The short answer is "probably not" but while a pair of scissors might not spark joy, per se, a pair of scissors that are blunt or broken can cause a lot of frustration, which suggests by default that a decent, functioning pair of scissors can in fact spark joy.
While the example of the scissors might be taking the "spark joy" movement a tad too far, the point is really just to demonstrate that the point of minimalism is to only have things that are either useful or beautiful in our homes.
Short of tossing everything, where do I start?
Very simply by being mindful and intentional.Mindfulness is something of a buzzword at the moment, but it simply means being intentional about the things you do and allow in your home.
In some cases this may start with a large-scale clean and toss (by category, of course!), and in other cases it might simply mean a mindshift, a change in the way you think about the things you bring into your home, or choose to keep in your home.

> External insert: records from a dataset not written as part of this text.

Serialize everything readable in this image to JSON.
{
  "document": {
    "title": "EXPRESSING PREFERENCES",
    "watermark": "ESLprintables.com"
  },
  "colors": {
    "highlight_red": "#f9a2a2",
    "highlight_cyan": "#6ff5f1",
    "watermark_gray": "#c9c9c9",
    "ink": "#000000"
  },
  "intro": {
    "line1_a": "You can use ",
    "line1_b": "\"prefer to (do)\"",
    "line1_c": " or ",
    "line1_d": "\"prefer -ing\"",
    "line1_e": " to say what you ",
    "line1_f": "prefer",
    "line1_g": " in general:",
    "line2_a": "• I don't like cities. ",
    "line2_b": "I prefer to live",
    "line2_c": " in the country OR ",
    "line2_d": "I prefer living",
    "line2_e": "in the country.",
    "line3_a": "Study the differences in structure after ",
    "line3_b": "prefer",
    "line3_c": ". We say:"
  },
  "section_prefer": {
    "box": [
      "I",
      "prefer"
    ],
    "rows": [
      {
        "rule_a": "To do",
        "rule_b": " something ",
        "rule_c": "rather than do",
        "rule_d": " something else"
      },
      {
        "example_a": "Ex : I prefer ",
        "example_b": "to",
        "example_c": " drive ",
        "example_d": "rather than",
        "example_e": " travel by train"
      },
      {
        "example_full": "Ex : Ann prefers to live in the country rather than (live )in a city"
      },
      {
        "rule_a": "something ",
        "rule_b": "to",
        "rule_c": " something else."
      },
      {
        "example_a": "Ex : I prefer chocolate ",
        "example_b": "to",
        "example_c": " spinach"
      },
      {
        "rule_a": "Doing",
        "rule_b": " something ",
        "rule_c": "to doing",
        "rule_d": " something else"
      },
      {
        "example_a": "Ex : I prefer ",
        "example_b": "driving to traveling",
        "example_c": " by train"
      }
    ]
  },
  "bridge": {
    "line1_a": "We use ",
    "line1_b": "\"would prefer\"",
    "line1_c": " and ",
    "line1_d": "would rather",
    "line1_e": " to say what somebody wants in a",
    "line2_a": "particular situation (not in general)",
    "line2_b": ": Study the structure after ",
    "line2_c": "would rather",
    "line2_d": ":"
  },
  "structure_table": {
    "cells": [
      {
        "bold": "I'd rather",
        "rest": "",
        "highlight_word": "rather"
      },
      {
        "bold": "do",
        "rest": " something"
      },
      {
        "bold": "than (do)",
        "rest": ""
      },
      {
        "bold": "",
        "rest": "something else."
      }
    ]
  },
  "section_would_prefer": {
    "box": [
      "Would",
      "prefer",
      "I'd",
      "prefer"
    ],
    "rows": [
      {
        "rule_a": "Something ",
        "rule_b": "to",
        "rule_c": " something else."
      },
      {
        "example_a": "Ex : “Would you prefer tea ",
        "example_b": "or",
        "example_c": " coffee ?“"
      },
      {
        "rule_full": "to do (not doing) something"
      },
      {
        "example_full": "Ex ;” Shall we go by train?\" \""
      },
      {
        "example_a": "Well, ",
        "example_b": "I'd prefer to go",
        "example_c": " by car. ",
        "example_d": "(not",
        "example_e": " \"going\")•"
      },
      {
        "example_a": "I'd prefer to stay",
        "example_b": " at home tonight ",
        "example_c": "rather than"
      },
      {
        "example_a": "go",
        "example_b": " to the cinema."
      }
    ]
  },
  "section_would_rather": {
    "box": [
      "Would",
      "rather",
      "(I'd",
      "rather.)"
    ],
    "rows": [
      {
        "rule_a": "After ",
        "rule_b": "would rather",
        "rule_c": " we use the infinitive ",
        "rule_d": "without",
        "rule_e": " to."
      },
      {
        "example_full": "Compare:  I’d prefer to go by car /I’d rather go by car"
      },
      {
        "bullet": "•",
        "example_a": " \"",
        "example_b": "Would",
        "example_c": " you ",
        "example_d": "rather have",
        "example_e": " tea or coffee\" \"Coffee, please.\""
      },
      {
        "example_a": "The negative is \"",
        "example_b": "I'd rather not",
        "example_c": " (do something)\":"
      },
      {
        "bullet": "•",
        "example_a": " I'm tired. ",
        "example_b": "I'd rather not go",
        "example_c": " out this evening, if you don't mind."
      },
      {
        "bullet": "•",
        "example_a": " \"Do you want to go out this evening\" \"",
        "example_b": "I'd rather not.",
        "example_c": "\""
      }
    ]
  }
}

Take a moment
Kondo's method and approach recognises that many people find parting with their possessions to be particularly difficult. "For so many of us our possessions represents so much of what we value, what we're willing to work for and what we aspire to be, but this is exactly Kondo's point. In this process we also allow a lot of other things, things that don't necessarily form part of that vision, to accumulate in our homes and to clutter not just our rooms but also our headspace," XX believes.
The practical pleasures
If one delves deeper into the minimalist way of way, you're likely to be confronted with some deep-seated attitudes towards money, possessions, lifestyle and more, but on a practical level there are countless benefits to this of way.
"The less you have the less you have to worry about, and the less you have to clean and organise and arrange," Sofianos explains. It's almost impossible to explain to somebody how much headspace our possessions take up until we choose to discard them if they don't serve us anymore, but once you part with those things you'll feel lighter thanks to the metaphorical load that has been lifted.
An easy way to start is simply to be more strict about the things you bring into your home. And to consider getting rid of everything you haven't used in the past six months.
"Minimalism is about having the space and the time to enjoy and appreciate the things you love and value, and doing in surroundings that please, pleasure and calm you!" Sofianos concludes.